Vilcinskas, A., Schmidtberg, H., Estoup, A., Tayeh, A., Facon, B., & Vogel, H. (2015). Evolutionary ecology of microsporidia associated with the invasive ladybird Harmonia axyridis. Insect Science, 22(3), 313-324. doi:10.1111/1744-7917.12159.


Cite as: https://hdl.handle.net/11858/00-001M-0000-001A-1456-B
Abstract

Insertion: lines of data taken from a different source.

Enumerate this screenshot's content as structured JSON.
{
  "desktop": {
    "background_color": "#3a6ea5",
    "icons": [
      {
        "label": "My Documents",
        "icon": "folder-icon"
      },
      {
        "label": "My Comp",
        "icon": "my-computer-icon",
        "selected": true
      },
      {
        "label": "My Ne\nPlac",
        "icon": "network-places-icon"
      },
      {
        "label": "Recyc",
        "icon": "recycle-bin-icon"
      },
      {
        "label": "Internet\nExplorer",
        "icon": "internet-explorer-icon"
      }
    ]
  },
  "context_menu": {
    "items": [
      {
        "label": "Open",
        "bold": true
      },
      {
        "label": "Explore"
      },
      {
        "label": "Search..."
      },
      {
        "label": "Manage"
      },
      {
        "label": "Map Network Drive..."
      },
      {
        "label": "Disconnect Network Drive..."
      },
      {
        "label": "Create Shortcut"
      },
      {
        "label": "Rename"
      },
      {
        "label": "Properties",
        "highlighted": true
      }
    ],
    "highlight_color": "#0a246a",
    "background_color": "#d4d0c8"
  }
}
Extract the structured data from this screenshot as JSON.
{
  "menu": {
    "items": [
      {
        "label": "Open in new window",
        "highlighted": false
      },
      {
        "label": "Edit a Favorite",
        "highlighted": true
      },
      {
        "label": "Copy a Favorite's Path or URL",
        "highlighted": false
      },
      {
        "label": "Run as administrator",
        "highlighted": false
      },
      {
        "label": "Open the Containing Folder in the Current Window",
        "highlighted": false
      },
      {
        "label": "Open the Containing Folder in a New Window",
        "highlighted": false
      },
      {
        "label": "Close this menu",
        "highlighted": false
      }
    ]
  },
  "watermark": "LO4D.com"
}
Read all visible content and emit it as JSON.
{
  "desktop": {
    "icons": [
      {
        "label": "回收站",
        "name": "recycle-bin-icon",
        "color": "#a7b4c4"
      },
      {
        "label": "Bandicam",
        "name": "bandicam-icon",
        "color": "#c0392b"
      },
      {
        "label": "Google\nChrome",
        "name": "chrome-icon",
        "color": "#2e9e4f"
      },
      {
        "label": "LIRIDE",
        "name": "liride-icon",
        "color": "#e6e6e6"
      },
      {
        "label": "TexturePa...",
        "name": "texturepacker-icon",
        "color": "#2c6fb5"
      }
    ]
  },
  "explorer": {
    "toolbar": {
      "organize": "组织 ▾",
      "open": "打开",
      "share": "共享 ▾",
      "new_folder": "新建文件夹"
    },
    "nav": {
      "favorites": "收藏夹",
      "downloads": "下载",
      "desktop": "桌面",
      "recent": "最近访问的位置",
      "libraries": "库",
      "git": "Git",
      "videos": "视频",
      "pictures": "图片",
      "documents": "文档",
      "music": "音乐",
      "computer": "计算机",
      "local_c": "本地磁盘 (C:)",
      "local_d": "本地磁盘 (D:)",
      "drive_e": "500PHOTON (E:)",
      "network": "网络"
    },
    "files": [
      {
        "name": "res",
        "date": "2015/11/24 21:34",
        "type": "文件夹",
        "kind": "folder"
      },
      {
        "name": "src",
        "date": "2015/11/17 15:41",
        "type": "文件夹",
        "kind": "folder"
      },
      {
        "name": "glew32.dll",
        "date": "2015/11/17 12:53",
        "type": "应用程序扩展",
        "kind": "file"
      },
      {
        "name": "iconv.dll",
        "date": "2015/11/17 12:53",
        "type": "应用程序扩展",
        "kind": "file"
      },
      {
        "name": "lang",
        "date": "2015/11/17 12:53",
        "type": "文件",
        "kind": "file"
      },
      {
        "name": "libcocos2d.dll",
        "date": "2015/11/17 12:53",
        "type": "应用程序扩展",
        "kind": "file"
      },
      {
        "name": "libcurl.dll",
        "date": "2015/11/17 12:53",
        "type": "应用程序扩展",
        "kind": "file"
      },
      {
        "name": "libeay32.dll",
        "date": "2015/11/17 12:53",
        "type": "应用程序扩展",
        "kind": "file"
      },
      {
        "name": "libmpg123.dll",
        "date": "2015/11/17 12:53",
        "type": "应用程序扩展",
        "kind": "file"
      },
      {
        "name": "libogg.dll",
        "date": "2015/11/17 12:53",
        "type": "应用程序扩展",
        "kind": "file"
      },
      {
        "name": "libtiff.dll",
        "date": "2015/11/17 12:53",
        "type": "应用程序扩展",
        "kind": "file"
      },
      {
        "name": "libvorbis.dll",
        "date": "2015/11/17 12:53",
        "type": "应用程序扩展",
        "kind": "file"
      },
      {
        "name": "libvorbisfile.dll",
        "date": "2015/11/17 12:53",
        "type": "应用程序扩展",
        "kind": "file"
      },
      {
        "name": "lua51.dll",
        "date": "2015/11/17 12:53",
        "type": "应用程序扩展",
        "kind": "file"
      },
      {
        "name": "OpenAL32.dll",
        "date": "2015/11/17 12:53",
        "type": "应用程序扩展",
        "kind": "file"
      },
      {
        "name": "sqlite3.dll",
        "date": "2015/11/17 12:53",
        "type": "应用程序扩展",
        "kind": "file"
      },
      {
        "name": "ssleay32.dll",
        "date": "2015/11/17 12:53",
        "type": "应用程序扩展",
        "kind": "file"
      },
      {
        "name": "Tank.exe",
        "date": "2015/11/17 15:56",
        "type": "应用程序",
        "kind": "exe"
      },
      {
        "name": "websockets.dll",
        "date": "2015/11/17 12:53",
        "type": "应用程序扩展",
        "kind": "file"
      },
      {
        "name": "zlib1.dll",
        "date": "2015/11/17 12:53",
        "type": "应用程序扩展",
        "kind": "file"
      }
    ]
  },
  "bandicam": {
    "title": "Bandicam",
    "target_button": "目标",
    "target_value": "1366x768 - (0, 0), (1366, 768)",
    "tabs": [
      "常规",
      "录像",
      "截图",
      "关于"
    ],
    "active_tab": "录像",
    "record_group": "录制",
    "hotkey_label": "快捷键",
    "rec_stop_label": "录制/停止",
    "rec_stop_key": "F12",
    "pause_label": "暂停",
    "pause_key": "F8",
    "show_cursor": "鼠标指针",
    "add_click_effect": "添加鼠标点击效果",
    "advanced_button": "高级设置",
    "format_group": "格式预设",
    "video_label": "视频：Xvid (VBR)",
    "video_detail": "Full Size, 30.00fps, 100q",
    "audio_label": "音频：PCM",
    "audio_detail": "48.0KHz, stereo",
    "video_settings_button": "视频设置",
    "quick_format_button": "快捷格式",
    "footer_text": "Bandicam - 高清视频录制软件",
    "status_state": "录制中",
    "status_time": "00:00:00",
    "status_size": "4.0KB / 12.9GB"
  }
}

Invasive species are characterized by the rapid growth and spread of their populations after establishing a foothold in new habitats, and there are now many examples of such species negatively affecting biodiversity and the economy. It is unclear why some species can become successful invaders, whereas most (even if closely related) remain noninvasive. We previously proposed a hypothesis that parasites associated with invading species can promote their invasive success if they are harmless toward the invaders but harmful to their competitors and/or predators in the newly colonized habitat. Here we discuss whether microsporidia that have recently been discovered in the invasive ladybird Harmonia axyridis contribute to its invasive success. We show that all H. axyridis beetles sourced from diverse collection sites all over the world carry abundant microsporidia. This suggests that both native and invasive H. axyridis populations are associated with these tolerated parasites, which were likely to have existed in native populations before expansion rather than being acquired in newly colonized areas. We describe the pathogenesis of the microsporidia during different developmental stages of H. axyridis and we address the possibility that the predation of its infected eggs and larvae by competing native ladybird species may lead to their infection and ultimately to their decline. Finally, we discuss our initial hypothesis: microsporidia that are tolerated by an invasive vector insect can be active against susceptible native competitors and/or predator species.